## Data excerpts:

-------

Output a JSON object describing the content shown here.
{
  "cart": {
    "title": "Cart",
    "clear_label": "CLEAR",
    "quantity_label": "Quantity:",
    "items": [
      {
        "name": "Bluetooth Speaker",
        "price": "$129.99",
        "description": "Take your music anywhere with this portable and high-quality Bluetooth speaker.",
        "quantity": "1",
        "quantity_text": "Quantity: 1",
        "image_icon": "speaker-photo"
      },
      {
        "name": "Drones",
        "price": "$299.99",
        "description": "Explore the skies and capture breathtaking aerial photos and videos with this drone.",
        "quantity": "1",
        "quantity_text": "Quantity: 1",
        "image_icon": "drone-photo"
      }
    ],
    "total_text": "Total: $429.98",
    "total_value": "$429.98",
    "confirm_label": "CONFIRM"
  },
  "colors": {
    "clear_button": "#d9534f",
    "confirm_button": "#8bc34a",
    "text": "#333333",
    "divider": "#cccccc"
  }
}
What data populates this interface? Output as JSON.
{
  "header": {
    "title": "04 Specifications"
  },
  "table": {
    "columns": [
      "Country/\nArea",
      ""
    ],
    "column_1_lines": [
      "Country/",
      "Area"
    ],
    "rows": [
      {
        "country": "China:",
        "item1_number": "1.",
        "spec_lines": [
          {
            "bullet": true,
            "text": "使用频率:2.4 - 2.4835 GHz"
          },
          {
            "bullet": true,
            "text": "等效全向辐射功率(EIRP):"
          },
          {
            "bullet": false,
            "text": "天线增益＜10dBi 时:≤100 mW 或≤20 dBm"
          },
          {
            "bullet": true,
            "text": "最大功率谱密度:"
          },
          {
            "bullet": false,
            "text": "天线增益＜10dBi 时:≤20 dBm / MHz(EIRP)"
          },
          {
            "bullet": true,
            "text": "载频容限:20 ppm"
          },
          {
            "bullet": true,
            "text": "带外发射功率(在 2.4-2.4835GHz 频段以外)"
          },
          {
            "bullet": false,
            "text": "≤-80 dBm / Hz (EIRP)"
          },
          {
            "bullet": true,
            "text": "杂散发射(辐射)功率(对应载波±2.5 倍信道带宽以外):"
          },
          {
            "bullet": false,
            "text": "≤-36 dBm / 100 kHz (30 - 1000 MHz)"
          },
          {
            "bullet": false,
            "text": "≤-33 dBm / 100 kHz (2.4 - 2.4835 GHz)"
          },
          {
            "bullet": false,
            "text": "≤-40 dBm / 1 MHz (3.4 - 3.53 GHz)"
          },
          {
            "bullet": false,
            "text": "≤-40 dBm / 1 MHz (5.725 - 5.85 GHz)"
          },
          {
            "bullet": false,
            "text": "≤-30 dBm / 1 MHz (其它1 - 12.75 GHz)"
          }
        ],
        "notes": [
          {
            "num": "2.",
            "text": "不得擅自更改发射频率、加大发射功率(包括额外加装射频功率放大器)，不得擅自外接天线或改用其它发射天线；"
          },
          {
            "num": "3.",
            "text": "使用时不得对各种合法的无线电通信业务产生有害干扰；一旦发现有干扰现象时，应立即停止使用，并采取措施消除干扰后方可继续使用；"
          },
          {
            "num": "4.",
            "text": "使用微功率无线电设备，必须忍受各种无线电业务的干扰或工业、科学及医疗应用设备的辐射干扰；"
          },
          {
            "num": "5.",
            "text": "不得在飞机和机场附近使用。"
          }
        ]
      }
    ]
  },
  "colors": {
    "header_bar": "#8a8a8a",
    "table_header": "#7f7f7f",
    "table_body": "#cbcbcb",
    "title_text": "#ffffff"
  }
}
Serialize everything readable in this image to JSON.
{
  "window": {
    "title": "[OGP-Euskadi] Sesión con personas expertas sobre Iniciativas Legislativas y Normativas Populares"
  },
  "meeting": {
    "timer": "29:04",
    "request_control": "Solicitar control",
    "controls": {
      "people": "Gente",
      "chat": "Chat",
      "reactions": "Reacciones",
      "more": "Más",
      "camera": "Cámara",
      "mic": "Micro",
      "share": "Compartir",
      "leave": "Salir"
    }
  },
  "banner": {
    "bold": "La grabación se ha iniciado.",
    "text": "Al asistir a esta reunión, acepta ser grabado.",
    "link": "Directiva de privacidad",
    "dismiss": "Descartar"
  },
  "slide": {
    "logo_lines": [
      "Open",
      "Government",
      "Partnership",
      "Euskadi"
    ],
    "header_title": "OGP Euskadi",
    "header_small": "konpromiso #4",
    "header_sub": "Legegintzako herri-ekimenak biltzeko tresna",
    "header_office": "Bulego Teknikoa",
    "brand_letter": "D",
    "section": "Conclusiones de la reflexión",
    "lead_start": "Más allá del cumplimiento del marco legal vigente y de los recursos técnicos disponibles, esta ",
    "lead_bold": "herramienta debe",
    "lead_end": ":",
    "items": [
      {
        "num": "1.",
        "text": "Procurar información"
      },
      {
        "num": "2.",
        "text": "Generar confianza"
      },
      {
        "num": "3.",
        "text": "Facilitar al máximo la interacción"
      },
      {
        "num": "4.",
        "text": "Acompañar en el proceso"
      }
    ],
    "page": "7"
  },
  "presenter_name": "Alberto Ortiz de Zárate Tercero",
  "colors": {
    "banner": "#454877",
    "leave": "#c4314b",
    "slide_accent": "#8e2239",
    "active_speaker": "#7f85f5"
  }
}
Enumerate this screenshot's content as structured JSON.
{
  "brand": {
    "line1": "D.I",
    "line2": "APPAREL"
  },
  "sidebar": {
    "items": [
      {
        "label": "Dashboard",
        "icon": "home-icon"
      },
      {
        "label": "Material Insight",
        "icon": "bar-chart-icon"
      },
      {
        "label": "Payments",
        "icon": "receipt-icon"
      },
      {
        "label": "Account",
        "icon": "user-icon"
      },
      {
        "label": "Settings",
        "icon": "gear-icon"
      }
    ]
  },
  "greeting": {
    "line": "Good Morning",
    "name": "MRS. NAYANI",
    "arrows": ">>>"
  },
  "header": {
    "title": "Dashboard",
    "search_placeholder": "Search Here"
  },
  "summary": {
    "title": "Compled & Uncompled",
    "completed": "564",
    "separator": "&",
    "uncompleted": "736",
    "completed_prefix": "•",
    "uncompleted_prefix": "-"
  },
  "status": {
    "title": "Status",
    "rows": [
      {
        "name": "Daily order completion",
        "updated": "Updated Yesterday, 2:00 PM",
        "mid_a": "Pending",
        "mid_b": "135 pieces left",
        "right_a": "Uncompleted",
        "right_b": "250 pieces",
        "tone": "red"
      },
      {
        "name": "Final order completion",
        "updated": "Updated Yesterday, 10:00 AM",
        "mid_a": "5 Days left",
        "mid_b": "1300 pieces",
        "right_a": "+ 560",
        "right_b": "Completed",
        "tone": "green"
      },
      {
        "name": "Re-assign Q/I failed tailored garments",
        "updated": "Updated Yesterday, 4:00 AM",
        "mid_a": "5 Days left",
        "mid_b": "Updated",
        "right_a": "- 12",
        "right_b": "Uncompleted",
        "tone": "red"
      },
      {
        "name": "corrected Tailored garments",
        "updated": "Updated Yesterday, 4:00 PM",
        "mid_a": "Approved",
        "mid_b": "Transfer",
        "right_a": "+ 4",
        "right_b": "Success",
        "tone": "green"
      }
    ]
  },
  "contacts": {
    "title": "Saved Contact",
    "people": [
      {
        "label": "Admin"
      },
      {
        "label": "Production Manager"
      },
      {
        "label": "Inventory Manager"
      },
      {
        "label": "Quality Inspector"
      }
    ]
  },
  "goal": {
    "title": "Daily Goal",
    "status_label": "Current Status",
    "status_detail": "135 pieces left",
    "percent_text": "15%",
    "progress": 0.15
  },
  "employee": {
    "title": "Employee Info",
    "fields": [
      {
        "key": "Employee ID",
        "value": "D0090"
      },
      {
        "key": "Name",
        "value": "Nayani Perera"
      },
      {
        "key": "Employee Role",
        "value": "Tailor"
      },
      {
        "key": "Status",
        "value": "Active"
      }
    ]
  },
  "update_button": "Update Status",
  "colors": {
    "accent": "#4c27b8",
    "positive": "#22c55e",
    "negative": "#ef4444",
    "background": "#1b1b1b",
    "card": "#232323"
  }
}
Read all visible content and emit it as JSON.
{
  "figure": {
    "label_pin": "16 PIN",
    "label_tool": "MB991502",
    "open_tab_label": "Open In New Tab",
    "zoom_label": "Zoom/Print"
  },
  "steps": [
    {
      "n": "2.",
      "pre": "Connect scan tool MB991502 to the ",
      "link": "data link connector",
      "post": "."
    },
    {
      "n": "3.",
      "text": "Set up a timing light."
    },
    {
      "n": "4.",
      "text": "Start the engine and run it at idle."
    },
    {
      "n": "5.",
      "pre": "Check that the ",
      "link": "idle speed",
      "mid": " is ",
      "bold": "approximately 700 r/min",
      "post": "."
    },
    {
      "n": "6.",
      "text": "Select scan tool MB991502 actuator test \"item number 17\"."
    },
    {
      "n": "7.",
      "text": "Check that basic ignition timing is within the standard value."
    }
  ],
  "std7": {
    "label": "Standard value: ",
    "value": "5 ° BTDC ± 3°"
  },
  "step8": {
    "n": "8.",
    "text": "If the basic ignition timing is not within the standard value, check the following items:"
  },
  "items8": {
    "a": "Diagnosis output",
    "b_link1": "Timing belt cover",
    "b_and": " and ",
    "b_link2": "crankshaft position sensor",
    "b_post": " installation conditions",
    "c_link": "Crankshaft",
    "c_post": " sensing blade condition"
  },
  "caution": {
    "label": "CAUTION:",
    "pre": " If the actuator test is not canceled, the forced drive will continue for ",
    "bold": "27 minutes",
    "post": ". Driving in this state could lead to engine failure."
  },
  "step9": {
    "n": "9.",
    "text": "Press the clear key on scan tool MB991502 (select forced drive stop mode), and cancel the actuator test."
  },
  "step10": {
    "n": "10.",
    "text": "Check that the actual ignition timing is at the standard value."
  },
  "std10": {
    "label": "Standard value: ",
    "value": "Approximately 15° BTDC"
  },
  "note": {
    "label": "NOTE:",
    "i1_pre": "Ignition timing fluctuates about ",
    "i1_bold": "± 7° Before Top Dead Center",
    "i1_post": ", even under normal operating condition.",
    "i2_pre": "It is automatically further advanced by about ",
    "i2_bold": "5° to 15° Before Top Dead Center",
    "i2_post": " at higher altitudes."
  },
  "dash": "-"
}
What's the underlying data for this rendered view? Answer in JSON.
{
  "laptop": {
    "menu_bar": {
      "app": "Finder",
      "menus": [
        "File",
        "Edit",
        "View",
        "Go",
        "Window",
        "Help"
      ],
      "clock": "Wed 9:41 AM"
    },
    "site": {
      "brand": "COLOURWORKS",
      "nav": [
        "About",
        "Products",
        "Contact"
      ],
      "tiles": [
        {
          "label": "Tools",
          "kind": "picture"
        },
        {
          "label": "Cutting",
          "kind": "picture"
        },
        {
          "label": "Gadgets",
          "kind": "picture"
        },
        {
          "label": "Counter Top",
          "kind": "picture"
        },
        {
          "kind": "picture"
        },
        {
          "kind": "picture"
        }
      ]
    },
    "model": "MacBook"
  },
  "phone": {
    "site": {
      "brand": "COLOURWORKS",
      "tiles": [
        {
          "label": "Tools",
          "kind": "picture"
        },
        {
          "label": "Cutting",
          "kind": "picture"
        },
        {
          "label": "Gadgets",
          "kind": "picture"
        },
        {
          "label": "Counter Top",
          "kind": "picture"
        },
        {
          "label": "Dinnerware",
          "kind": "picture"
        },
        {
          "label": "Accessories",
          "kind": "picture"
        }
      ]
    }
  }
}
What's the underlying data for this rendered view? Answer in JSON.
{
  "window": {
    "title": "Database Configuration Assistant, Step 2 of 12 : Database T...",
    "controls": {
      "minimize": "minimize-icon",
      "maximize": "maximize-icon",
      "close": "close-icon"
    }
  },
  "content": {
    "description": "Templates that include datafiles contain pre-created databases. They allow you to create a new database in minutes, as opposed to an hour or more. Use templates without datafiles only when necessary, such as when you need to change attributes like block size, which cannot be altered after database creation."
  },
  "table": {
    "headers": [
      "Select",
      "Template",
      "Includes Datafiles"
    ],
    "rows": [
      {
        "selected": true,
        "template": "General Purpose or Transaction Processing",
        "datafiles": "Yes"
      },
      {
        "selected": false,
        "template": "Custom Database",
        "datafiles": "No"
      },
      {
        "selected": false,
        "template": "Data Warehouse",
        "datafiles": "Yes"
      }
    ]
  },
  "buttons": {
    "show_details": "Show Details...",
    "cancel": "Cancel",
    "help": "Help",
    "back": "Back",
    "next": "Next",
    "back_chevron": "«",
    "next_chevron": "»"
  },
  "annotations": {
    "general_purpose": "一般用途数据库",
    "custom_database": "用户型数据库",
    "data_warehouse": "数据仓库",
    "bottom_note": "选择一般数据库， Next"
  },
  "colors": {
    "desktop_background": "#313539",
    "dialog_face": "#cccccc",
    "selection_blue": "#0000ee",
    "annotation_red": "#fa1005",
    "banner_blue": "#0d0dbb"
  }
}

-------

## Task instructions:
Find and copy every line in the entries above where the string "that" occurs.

## Response:
      "pre": "Check that the ",
      "text": "Check that basic ignition timing is within the standard value."
    "text": "Check that the actual ignition timing is at the standard value."
    "description": "Templates that include datafiles contain pre-created databases. They allow you to create a new database in minutes, as opposed to an hour or more. Use templates without datafiles only when necessary, such as when you need to change attributes like block size, which cannot be altered after database creation."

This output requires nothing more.